--- DATA FOR REVIEW Enclosed Below ---
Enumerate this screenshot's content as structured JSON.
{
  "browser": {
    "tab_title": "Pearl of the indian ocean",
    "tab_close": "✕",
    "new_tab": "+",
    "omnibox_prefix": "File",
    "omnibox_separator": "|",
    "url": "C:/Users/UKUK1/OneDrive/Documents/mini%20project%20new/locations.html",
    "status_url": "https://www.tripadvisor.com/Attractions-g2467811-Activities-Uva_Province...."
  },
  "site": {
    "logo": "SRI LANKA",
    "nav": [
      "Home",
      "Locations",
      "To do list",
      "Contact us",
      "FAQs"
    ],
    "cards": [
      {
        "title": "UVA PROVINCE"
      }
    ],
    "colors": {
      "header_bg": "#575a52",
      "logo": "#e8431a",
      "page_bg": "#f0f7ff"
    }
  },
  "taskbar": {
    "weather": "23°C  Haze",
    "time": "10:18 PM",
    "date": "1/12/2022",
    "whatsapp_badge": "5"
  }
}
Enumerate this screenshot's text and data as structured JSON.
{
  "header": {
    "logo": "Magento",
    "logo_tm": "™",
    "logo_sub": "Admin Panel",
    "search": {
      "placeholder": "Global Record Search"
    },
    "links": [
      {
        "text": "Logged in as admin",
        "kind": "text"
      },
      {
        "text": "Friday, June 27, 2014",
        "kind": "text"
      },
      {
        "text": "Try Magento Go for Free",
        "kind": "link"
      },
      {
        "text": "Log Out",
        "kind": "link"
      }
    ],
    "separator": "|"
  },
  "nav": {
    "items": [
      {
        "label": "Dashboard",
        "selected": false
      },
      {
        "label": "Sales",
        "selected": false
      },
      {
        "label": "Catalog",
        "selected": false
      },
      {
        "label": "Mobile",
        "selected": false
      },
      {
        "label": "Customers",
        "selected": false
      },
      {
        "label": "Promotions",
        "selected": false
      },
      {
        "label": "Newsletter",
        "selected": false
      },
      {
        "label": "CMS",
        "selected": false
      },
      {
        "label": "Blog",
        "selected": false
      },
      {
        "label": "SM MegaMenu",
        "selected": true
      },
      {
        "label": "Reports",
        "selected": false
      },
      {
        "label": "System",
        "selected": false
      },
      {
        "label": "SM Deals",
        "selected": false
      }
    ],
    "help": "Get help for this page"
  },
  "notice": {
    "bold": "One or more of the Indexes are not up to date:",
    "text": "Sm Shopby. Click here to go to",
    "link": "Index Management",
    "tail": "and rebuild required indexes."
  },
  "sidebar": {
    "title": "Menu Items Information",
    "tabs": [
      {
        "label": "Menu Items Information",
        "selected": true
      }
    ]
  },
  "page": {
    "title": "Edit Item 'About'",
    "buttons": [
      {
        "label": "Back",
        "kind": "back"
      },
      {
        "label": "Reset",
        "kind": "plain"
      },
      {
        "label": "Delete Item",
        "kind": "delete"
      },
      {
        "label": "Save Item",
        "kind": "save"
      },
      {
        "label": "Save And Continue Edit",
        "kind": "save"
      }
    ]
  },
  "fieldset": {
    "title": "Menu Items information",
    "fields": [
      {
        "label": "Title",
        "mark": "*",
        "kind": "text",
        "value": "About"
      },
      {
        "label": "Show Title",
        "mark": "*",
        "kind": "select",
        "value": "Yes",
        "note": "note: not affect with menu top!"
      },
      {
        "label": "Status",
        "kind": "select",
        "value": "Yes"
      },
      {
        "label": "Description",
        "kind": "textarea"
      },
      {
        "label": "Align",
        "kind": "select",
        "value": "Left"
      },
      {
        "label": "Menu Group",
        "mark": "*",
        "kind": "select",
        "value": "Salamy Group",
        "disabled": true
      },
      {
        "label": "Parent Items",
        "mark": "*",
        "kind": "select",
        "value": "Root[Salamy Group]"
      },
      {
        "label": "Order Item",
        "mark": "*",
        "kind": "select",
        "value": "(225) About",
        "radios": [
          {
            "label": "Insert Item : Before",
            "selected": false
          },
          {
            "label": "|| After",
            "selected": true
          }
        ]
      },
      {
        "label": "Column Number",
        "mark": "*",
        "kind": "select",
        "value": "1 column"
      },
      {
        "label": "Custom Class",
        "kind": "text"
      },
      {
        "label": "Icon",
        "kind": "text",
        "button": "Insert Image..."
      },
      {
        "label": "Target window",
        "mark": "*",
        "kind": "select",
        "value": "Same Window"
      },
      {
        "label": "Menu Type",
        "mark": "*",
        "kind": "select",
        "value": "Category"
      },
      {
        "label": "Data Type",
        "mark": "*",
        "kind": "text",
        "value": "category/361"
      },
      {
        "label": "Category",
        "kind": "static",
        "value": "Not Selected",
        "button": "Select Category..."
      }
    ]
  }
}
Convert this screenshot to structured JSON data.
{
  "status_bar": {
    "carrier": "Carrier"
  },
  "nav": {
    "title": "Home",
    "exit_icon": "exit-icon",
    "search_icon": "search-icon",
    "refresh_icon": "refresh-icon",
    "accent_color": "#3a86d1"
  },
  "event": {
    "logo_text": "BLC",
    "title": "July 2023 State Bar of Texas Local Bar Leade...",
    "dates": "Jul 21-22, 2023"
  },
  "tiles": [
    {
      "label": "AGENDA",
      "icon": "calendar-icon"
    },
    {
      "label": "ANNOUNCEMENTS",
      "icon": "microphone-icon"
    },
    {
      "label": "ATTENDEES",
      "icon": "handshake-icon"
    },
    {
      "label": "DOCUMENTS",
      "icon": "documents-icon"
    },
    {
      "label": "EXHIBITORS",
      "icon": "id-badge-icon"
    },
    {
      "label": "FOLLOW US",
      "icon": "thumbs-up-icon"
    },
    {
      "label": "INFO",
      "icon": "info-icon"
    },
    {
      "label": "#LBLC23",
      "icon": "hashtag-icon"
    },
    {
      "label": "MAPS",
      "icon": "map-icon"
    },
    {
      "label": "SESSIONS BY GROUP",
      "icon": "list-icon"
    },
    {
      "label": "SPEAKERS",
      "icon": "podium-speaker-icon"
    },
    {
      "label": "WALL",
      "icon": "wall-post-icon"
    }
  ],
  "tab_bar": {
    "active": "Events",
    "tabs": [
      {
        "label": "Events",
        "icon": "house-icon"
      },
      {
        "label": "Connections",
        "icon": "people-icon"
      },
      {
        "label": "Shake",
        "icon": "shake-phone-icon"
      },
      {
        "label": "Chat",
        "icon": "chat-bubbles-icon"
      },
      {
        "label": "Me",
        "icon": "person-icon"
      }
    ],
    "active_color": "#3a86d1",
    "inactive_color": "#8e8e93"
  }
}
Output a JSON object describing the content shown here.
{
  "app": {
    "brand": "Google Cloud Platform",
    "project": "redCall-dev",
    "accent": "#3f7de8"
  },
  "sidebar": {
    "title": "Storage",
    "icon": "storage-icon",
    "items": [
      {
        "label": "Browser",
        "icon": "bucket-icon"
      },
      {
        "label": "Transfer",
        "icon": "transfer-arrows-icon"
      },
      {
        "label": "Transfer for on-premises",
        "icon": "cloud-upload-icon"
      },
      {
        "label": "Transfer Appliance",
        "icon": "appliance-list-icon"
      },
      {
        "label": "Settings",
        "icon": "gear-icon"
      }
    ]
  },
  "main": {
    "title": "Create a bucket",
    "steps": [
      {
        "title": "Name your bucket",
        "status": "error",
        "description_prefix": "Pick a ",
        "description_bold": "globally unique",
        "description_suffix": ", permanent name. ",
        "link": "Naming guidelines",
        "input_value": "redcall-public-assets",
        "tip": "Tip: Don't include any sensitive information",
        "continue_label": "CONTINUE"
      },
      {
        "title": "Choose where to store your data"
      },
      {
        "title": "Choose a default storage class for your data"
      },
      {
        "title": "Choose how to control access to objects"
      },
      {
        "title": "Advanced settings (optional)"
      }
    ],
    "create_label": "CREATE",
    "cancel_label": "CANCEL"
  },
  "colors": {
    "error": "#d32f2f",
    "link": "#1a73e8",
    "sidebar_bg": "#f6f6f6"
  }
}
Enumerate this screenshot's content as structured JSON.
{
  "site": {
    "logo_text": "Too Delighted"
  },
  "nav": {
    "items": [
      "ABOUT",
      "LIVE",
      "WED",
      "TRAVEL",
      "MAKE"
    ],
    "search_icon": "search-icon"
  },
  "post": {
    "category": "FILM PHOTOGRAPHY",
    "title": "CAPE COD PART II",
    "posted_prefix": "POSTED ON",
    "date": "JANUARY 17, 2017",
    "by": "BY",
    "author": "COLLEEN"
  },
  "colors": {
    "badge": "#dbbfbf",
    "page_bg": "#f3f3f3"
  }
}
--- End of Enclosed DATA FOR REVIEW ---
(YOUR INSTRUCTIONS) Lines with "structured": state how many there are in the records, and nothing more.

(SOLUTION FOR THIS TASK) 4